The Next Stage Bandwagon Summer Series and Twilight Music present an evening of brass-fueled, swinging music of New Orleans by the Soggy Po’ Boys, on Sunday, October 8 at 3:00 pm at West River Park in Brattleboro, VT.
Presented in partnership with Nova Arts!
Japanese sound artist, FUJI||||||||||TA performs GAGAKU, a slow and elegant form of 7th century classical music on a hand-built pipe organ. Experimental guitarist Bill Nace uses a sculptural approach incorporating tape loops, the taishōgoto and hurdy-gurdy.
Yosuke Fujita, also known as FUJI||||||||||TA is a Sound Artist, organist and composer based in Japan. Fujita’s artistic practice centers on the exploration, manipulation and presentation of sounds commonly found within nature, including the use of air, water and even the echolocation of bats. The crux of his performances is his hand-built pipe organ. An instrument, which Fujita based on the traditional Japanese musical concept of GAGAKU, a slow and elegant form of classical music found in the 7th century. The organ itself is built of 11 pipes and has no keys. It utilizes an air-pump, known as “fuigo”, which is modelled after a historic blacksmith’s own tools.The organ is reliant solely on the skill of its creator in order to produce a sound.

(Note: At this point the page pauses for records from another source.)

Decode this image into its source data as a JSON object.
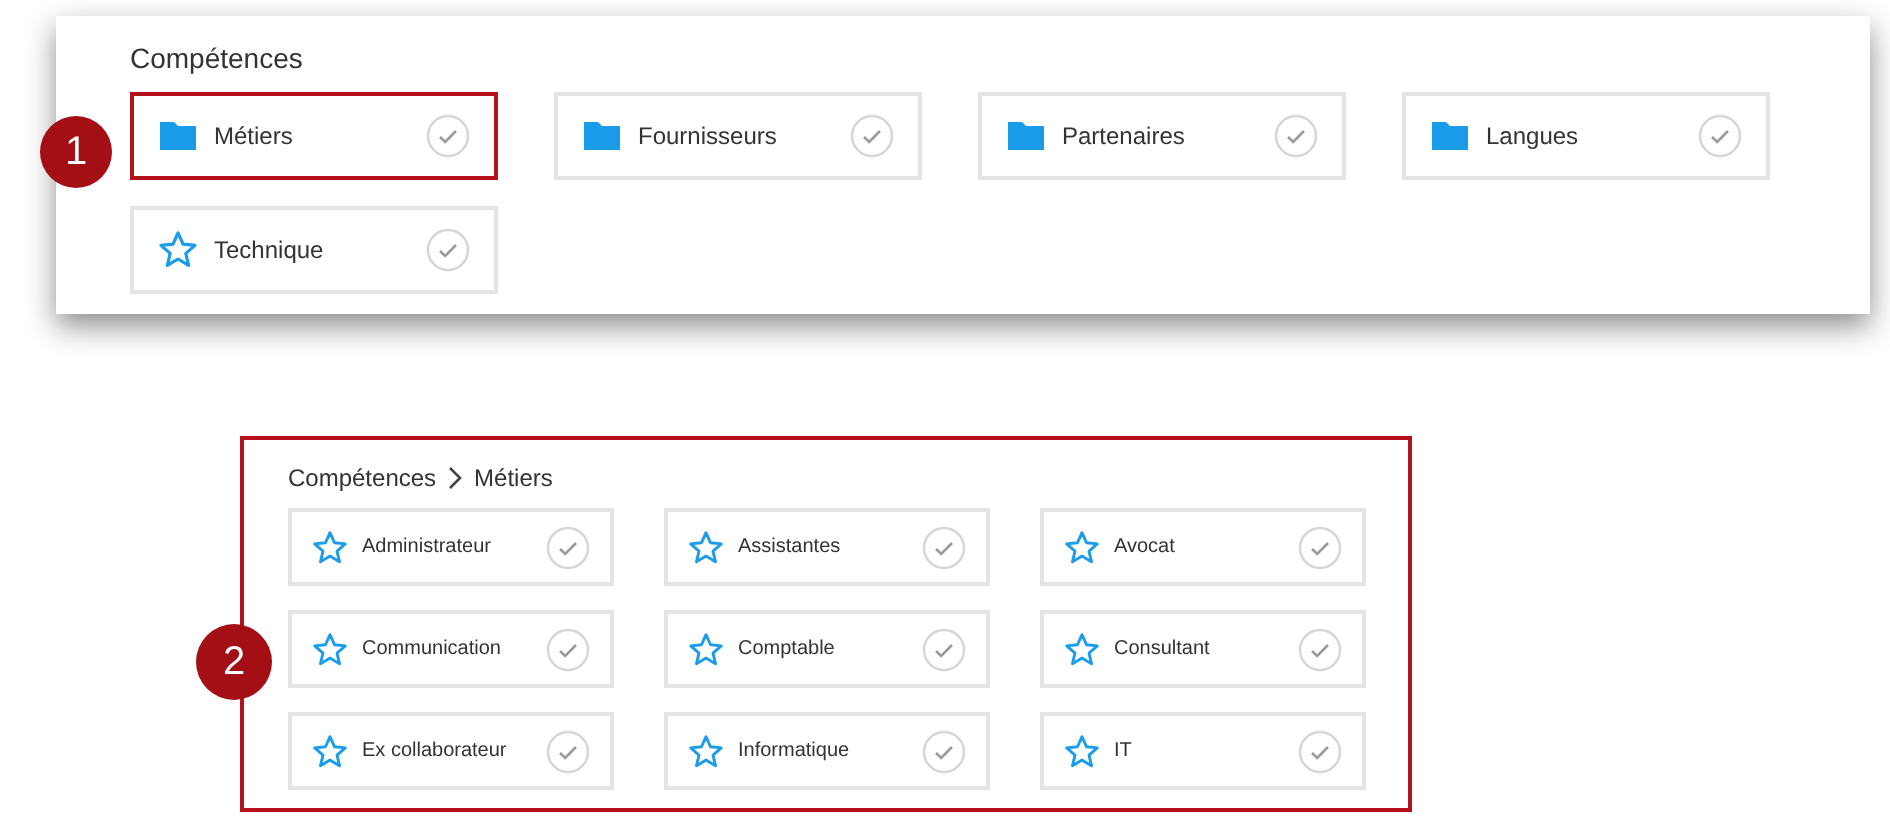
{
  "competences_panel": {
    "title": "Compétences",
    "items": [
      {
        "label": "Métiers",
        "kind": "folder",
        "highlighted": true
      },
      {
        "label": "Fournisseurs",
        "kind": "folder",
        "highlighted": false
      },
      {
        "label": "Partenaires",
        "kind": "folder",
        "highlighted": false
      },
      {
        "label": "Langues",
        "kind": "folder",
        "highlighted": false
      },
      {
        "label": "Technique",
        "kind": "star",
        "highlighted": false
      }
    ],
    "callout": "1"
  },
  "metiers_panel": {
    "breadcrumb": [
      "Compétences",
      "Métiers"
    ],
    "items": [
      {
        "label": "Administrateur",
        "kind": "star"
      },
      {
        "label": "Assistantes",
        "kind": "star"
      },
      {
        "label": "Avocat",
        "kind": "star"
      },
      {
        "label": "Communication",
        "kind": "star"
      },
      {
        "label": "Comptable",
        "kind": "star"
      },
      {
        "label": "Consultant",
        "kind": "star"
      },
      {
        "label": "Ex collaborateur",
        "kind": "star"
      },
      {
        "label": "Informatique",
        "kind": "star"
      },
      {
        "label": "IT",
        "kind": "star"
      }
    ],
    "callout": "2"
  }
}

Bill Nace is an artist and musician based in Philadelphia, PA. He has collaborated with an extraordinary range of musicians, including Michael Morley, Graham Lambkin, Matt Krefting, Twig Harper, Jooklo Duo, chik white, John Truscinski, Thurston Moore, Jake Meginsky, Jessica Rylan, Paul Flaherty, Yoko Ono, Wally Shoup, Aaron Dilloway, and Kim Gordon, with whom he regularly plays as one half of the duo Body/Head. In 2020 Nace released the critically acclaimed solo record “BOTH” on Drag City. A collaboration with Gordon and Dilloway — “Body/Dilloway/Head” — is out now on Three Lobed Records and his newest solo LP Through a Room was released in November on Drag City.
“Nace approaches the guitar as an object to be explored as much as an instrument to be played. In addition to fingerpicking and strumming, he uses bits of wood or metal to generate a spectrum of tones that, with practice, he can manipulate with precision. With his inquisitive spirit and formidable skills, walls of distortion are decorated with filigree traceries of treble as if to guide the eye across a Brutalist facade.” -Pitchfork